Therefore, it is uplifting to read of those examples, at all levels of professional information publishing, where partnerships and joint ventures, ideally but not necessarily of equal parties, are established in order to achieve outcomes that either would have been less able to do independently. One thinks of the holders and managers of valuable added-value content, collaborating with solutions-oriented businesses, software providers, managers of social or business community networks and the like, where different skills, strengths and approaches can be effectively employed. Similarly, relationships between publishers and professional and trade bodies can achieve better outcomes, one with business, commercial and technical skills, the other with access to and trusted relationships with markets.
When I commenced my career as a professional publisher and in the time that followed, I wanted to be in and had an educational background that favoured information publishing, not software and business systems, logistics, customer service, facilities management and suchlike. Still, one has to recognise that these and other functions create the totality of the piece and they need to be tackled in order to thrive. Given a choice, I’d much prefer to have someone else do these things than tackle them myself. There should not be an option, though, to do nothing. Furthermore and not least, different activities, depending on the extent of their added-value, tend to produce different levels of profitability so better to be further up the chain.

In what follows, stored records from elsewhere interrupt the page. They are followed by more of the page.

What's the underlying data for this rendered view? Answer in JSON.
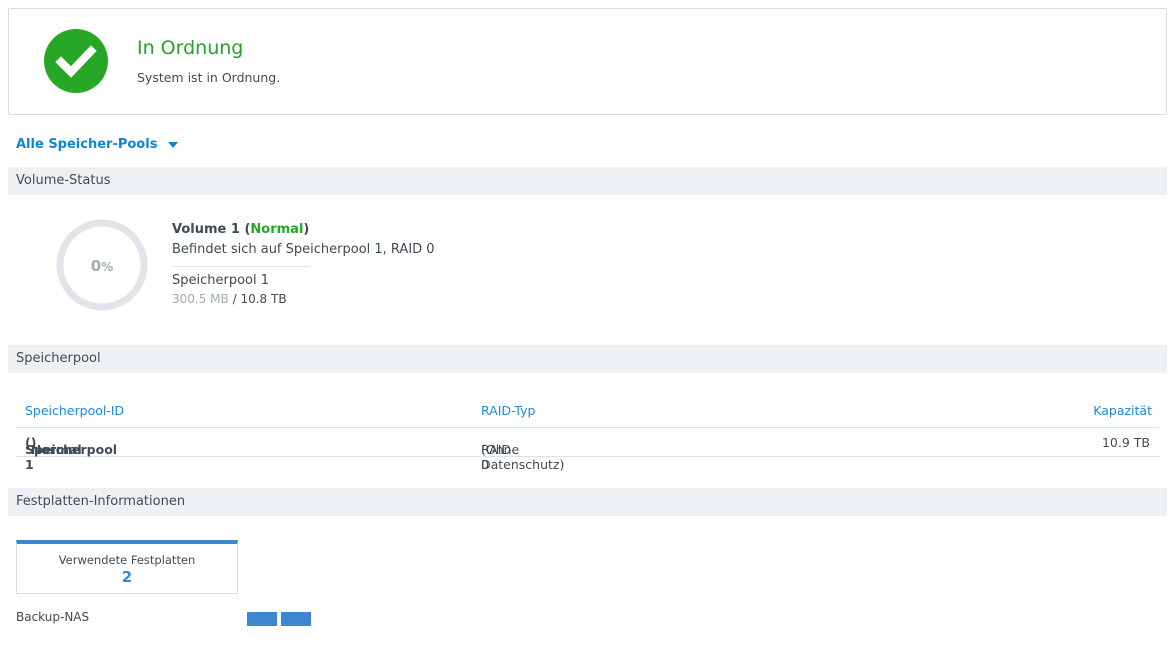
{
  "status": {
    "title": "In Ordnung",
    "subtitle": "System ist in Ordnung.",
    "icon": "check-circle-icon",
    "color": "#26a826"
  },
  "pool_selector": {
    "label": "Alle Speicher-Pools"
  },
  "volume_status": {
    "header": "Volume-Status",
    "usage_value": "0",
    "usage_unit": "%",
    "volume_name": "Volume 1",
    "state": "Normal",
    "location": "Befindet sich auf Speicherpool 1, RAID 0",
    "pool": "Speicherpool 1",
    "used": "300.5 MB",
    "separator": "/",
    "total": "10.8 TB"
  },
  "storage_pool": {
    "header": "Speicherpool",
    "columns": {
      "id": "Speicherpool-ID",
      "raid": "RAID-Typ",
      "capacity": "Kapazität"
    },
    "rows": [
      {
        "name": "Speicherpool 1",
        "state": "Normal",
        "raid": "RAID 0",
        "raid_note": "(Ohne Datenschutz)",
        "capacity": "10.9 TB"
      }
    ]
  },
  "disk_info": {
    "header": "Festplatten-Informationen",
    "card_label": "Verwendete Festplatten",
    "card_count": "2",
    "nas_name": "Backup-NAS",
    "disk_count_bars": 2
  },
  "colors": {
    "accent": "#0f85d2",
    "ok": "#26a826",
    "warning": "#e2463f",
    "disk": "#3d87d1"
  }
}
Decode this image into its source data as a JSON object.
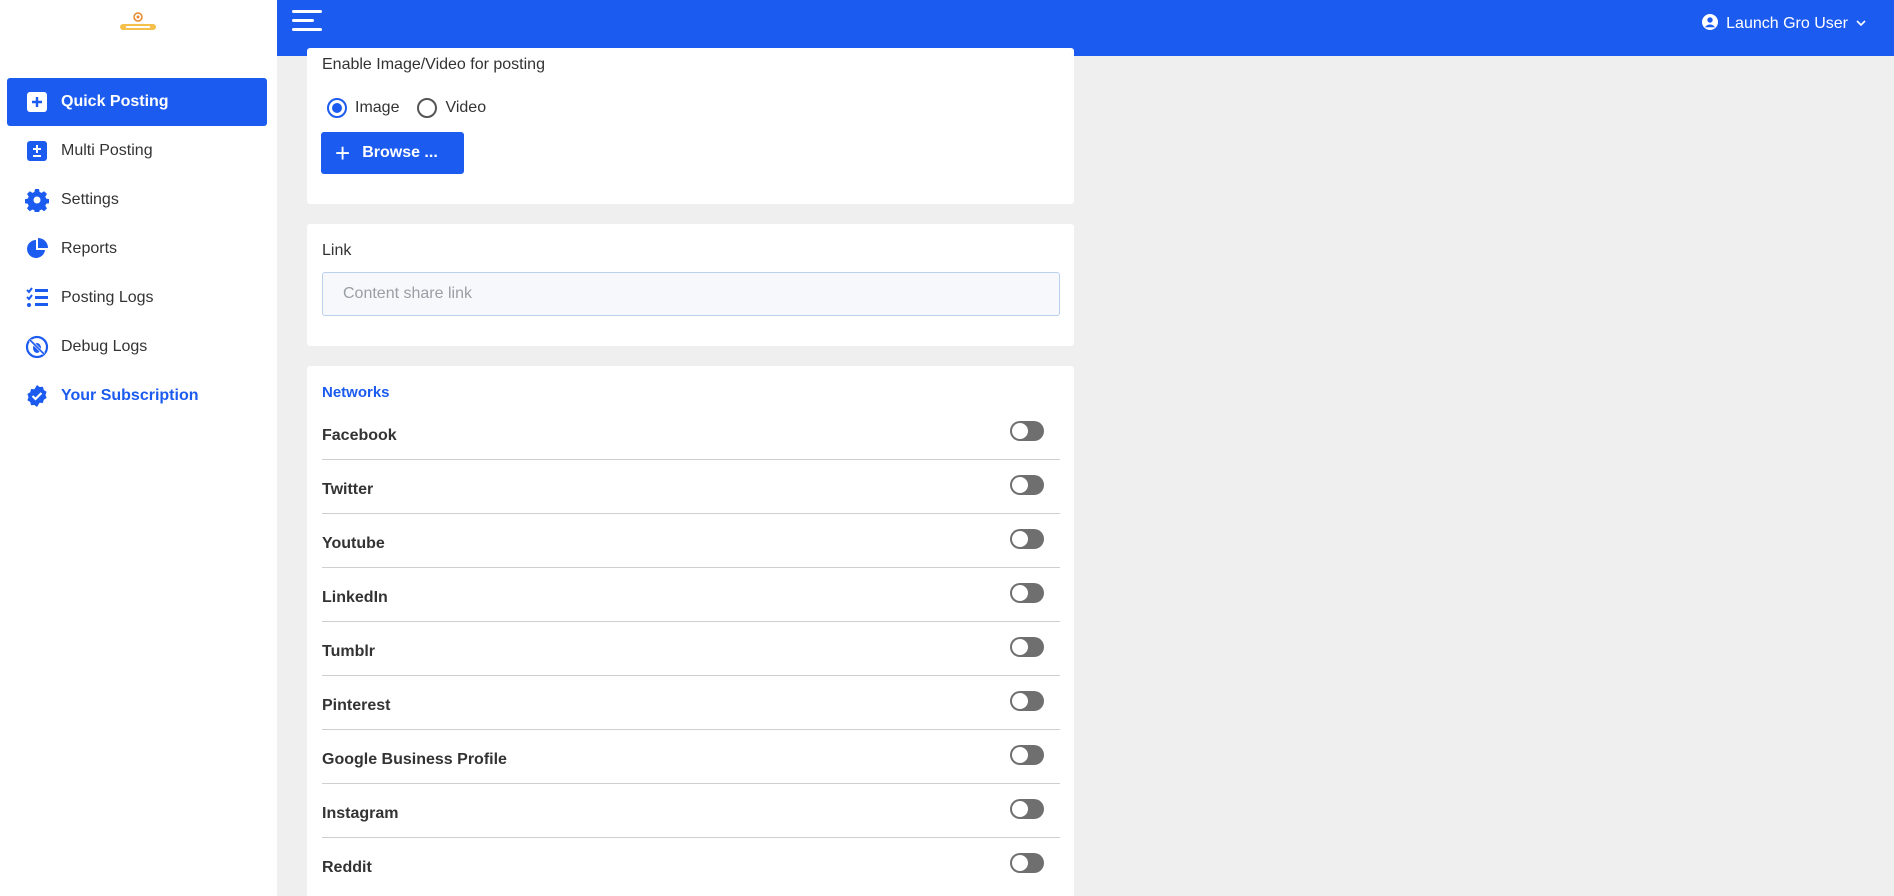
{
  "sidebar": {
    "logo": "launch-gro-logo",
    "items": [
      {
        "label": "Quick Posting",
        "icon": "plus-square-icon"
      },
      {
        "label": "Multi Posting",
        "icon": "plus-minus-icon"
      },
      {
        "label": "Settings",
        "icon": "gear-icon"
      },
      {
        "label": "Reports",
        "icon": "pie-chart-icon"
      },
      {
        "label": "Posting Logs",
        "icon": "checklist-icon"
      },
      {
        "label": "Debug Logs",
        "icon": "bug-off-icon"
      },
      {
        "label": "Your Subscription",
        "icon": "badge-check-icon"
      }
    ]
  },
  "topbar": {
    "user_label": "Launch Gro User"
  },
  "media": {
    "title": "Enable Image/Video for posting",
    "options": [
      "Image",
      "Video"
    ],
    "selected": "Image",
    "browse_label": "Browse ..."
  },
  "link": {
    "label": "Link",
    "placeholder": "Content share link"
  },
  "networks": {
    "title": "Networks",
    "items": [
      {
        "name": "Facebook",
        "enabled": false
      },
      {
        "name": "Twitter",
        "enabled": false
      },
      {
        "name": "Youtube",
        "enabled": false
      },
      {
        "name": "LinkedIn",
        "enabled": false
      },
      {
        "name": "Tumblr",
        "enabled": false
      },
      {
        "name": "Pinterest",
        "enabled": false
      },
      {
        "name": "Google Business Profile",
        "enabled": false
      },
      {
        "name": "Instagram",
        "enabled": false
      },
      {
        "name": "Reddit",
        "enabled": false
      }
    ]
  },
  "colors": {
    "accent": "#1c5bf0",
    "background": "#efefef",
    "toggle_off": "#6f6f6f"
  }
}
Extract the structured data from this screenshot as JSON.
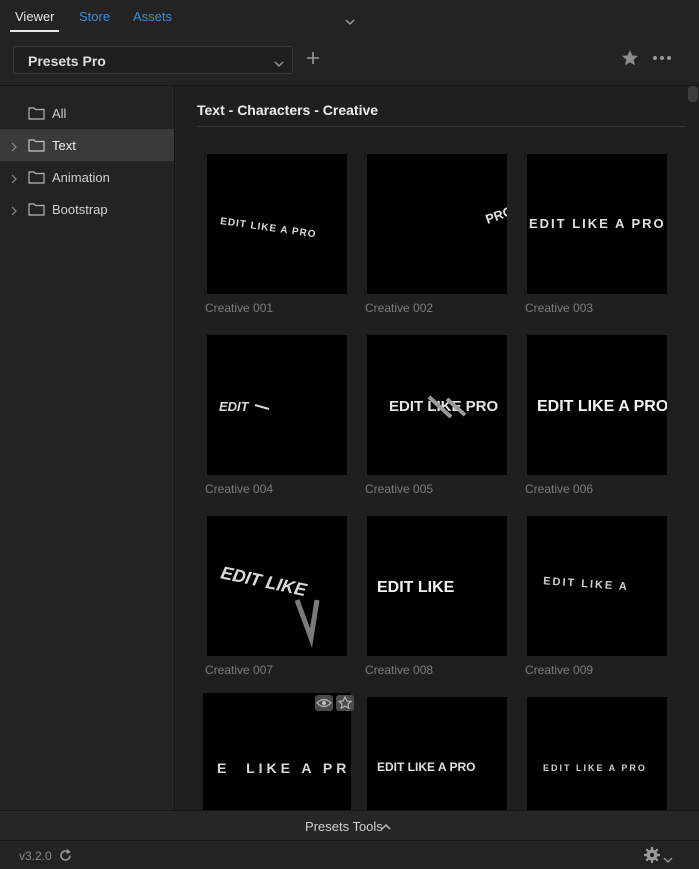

I noted recently, for example, that Lexis Nexis had, like many other publishers have done, reached agreement with OverDrive to create customized an eBook lending and management service offering electronic books for lawyers. Likewise, Wolters Kluwer’s work with OFS and XCM Solutions are, I would imagine, all good arrangements. They make sense to me, as clearly each of the respective parties has great but complementary skills. It would be good to see more of this, particularly among smaller, more interesting professional publishers. Even more significantly and intriguing, with news that Thomson Reuters and Wolters Kluwer Law & Business will join forces to offer select Wolters Kluwer current awareness content on Thomson Reuters Westlaw online legal research platforms and of the sale of a minority stake in Lexis Nexis SA, perhaps this is further confirmation that even they can’t do everything without some (perhaps marriage) partners.